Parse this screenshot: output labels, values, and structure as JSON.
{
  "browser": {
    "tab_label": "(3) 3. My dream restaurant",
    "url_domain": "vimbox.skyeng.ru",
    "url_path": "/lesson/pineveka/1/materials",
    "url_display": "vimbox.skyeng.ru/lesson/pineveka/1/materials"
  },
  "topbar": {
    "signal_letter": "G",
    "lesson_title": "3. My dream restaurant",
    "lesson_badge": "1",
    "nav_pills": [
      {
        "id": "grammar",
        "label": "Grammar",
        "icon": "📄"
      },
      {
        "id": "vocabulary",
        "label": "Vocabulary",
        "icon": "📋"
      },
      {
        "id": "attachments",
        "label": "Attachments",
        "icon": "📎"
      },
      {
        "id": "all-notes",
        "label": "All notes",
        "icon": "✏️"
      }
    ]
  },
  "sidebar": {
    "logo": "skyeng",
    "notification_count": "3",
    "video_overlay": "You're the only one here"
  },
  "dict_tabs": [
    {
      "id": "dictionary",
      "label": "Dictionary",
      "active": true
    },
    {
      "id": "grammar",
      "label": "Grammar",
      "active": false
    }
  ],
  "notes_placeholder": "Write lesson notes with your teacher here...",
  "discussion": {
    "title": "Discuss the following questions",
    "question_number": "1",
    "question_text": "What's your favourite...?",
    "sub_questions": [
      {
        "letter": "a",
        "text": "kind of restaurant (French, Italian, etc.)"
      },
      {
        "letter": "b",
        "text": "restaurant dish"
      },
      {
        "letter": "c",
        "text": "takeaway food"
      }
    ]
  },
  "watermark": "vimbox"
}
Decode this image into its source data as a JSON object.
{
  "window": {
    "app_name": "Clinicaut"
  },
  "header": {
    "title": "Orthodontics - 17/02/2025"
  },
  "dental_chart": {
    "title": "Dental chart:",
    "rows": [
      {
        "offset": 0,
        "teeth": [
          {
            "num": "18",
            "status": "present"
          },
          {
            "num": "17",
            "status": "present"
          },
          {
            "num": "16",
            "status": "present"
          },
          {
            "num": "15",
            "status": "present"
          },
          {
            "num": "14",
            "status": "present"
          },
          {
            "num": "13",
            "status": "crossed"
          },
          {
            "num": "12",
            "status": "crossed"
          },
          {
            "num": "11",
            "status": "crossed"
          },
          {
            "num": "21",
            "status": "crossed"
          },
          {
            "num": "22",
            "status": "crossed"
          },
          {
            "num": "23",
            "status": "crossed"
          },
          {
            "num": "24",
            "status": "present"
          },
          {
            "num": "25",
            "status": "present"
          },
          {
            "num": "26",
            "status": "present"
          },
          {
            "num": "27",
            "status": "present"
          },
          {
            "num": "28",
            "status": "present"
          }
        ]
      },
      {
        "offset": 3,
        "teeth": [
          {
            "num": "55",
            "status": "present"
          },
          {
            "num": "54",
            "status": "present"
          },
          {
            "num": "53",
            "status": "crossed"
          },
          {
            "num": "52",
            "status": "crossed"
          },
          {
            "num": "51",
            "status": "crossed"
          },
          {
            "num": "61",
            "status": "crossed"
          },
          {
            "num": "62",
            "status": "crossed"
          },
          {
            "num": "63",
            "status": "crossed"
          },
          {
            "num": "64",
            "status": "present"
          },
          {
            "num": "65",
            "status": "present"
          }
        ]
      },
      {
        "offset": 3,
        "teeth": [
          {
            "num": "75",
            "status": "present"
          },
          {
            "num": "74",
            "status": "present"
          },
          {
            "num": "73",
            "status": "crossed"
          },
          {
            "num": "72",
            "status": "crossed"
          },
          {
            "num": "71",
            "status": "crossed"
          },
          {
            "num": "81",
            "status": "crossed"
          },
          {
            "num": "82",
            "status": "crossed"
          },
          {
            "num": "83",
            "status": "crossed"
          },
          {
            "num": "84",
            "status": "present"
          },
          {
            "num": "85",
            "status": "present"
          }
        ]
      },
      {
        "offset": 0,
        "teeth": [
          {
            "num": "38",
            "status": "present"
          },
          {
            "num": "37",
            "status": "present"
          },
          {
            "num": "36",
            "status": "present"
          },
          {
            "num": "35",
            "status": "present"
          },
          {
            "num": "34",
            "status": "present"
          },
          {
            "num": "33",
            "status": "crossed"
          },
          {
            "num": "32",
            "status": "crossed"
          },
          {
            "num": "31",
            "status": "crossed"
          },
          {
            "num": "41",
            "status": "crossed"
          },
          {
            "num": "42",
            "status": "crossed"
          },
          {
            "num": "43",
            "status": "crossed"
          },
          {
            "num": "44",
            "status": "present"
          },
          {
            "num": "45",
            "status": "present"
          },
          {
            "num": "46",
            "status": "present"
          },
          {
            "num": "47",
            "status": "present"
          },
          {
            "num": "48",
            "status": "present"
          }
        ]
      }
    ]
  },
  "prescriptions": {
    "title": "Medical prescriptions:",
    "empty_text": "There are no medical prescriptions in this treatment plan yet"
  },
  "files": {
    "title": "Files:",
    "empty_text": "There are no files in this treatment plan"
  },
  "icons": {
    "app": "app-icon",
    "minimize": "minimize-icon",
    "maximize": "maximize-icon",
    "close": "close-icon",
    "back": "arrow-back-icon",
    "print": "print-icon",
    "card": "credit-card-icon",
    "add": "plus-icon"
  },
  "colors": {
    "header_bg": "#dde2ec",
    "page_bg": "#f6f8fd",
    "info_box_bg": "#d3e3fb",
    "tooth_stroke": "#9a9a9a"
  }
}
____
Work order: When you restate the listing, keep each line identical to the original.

Exercise answer:
Parse this screenshot: output labels, values, and structure as JSON.
{
  "browser": {
    "tab_label": "(3) 3. My dream restaurant",
    "url_domain": "vimbox.skyeng.ru",
    "url_path": "/lesson/pineveka/1/materials",
    "url_display": "vimbox.skyeng.ru/lesson/pineveka/1/materials"
  },
  "topbar": {
    "signal_letter": "G",
    "lesson_title": "3. My dream restaurant",
    "lesson_badge": "1",
    "nav_pills": [
      {
        "id": "grammar",
        "label": "Grammar",
        "icon": "📄"
      },
      {
        "id": "vocabulary",
        "label": "Vocabulary",
        "icon": "📋"
      },
      {
        "id": "attachments",
        "label": "Attachments",
        "icon": "📎"
      },
      {
        "id": "all-notes",
        "label": "All notes",
        "icon": "✏️"
      }
    ]
  },
  "sidebar": {
    "logo": "skyeng",
    "notification_count": "3",
    "video_overlay": "You're the only one here"
  },
  "dict_tabs": [
    {
      "id": "dictionary",
      "label": "Dictionary",
      "active": true
    },
    {
      "id": "grammar",
      "label": "Grammar",
      "active": false
    }
  ],
  "notes_placeholder": "Write lesson notes with your teacher here...",
  "discussion": {
    "title": "Discuss the following questions",
    "question_number": "1",
    "question_text": "What's your favourite...?",
    "sub_questions": [
      {
        "letter": "a",
        "text": "kind of restaurant (French, Italian, etc.)"
      },
      {
        "letter": "b",
        "text": "restaurant dish"
      },
      {
        "letter": "c",
        "text": "takeaway food"
      }
    ]
  },
  "watermark": "vimbox"
}
Decode this image into its source data as a JSON object.
{
  "window": {
    "app_name": "Clinicaut"
  },
  "header": {
    "title": "Orthodontics - 17/02/2025"
  },
  "dental_chart": {
    "title": "Dental chart:",
    "rows": [
      {
        "offset": 0,
        "teeth": [
          {
            "num": "18",
            "status": "present"
          },
          {
            "num": "17",
            "status": "present"
          },
          {
            "num": "16",
            "status": "present"
          },
          {
            "num": "15",
            "status": "present"
          },
          {
            "num": "14",
            "status": "present"
          },
          {
            "num": "13",
            "status": "crossed"
          },
          {
            "num": "12",
            "status": "crossed"
          },
          {
            "num": "11",
            "status": "crossed"
          },
          {
            "num": "21",
            "status": "crossed"
          },
          {
            "num": "22",
            "status": "crossed"
          },
          {
            "num": "23",
            "status": "crossed"
          },
          {
            "num": "24",
            "status": "present"
          },
          {
            "num": "25",
            "status": "present"
          },
          {
            "num": "26",
            "status": "present"
          },
          {
            "num": "27",
            "status": "present"
          },
          {
            "num": "28",
            "status": "present"
          }
        ]
      },
      {
        "offset": 3,
        "teeth": [
          {
            "num": "55",
            "status": "present"
          },
          {
            "num": "54",
            "status": "present"
          },
          {
            "num": "53",
            "status": "crossed"
          },
          {
            "num": "52",
            "status": "crossed"
          },
          {
            "num": "51",
            "status": "crossed"
          },
          {
            "num": "61",
            "status": "crossed"
          },
          {
            "num": "62",
            "status": "crossed"
          },
          {
            "num": "63",
            "status": "crossed"
          },
          {
            "num": "64",
            "status": "present"
          },
          {
            "num": "65",
            "status": "present"
          }
        ]
      },
      {
        "offset": 3,
        "teeth": [
          {
            "num": "75",
            "status": "present"
          },
          {
            "num": "74",
            "status": "present"
          },
          {
            "num": "73",
            "status": "crossed"
          },
          {
            "num": "72",
            "status": "crossed"
          },
          {
            "num": "71",
            "status": "crossed"
          },
          {
            "num": "81",
            "status": "crossed"
          },
          {
            "num": "82",
            "status": "crossed"
          },
          {
            "num": "83",
            "status": "crossed"
          },
          {
            "num": "84",
            "status": "present"
          },
          {
            "num": "85",
            "status": "present"
          }
        ]
      },
      {
        "offset": 0,
        "teeth": [
          {
            "num": "38",
            "status": "present"
          },
          {
            "num": "37",
            "status": "present"
          },
          {
            "num": "36",
            "status": "present"
          },
          {
            "num": "35",
            "status": "present"
          },
          {
            "num": "34",
            "status": "present"
          },
          {
            "num": "33",
            "status": "crossed"
          },
          {
            "num": "32",
            "status": "crossed"
          },
          {
            "num": "31",
            "status": "crossed"
          },
          {
            "num": "41",
            "status": "crossed"
          },
          {
            "num": "42",
            "status": "crossed"
          },
          {
            "num": "43",
            "status": "crossed"
          },
          {
            "num": "44",
            "status": "present"
          },
          {
            "num": "45",
            "status": "present"
          },
          {
            "num": "46",
            "status": "present"
          },
          {
            "num": "47",
            "status": "present"
          },
          {
            "num": "48",
            "status": "present"
          }
        ]
      }
    ]
  },
  "prescriptions": {
    "title": "Medical prescriptions:",
    "empty_text": "There are no medical prescriptions in this treatment plan yet"
  },
  "files": {
    "title": "Files:",
    "empty_text": "There are no files in this treatment plan"
  },
  "icons": {
    "app": "app-icon",
    "minimize": "minimize-icon",
    "maximize": "maximize-icon",
    "close": "close-icon",
    "back": "arrow-back-icon",
    "print": "print-icon",
    "card": "credit-card-icon",
    "add": "plus-icon"
  },
  "colors": {
    "header_bg": "#dde2ec",
    "page_bg": "#f6f8fd",
    "info_box_bg": "#d3e3fb",
    "tooth_stroke": "#9a9a9a"
  }
}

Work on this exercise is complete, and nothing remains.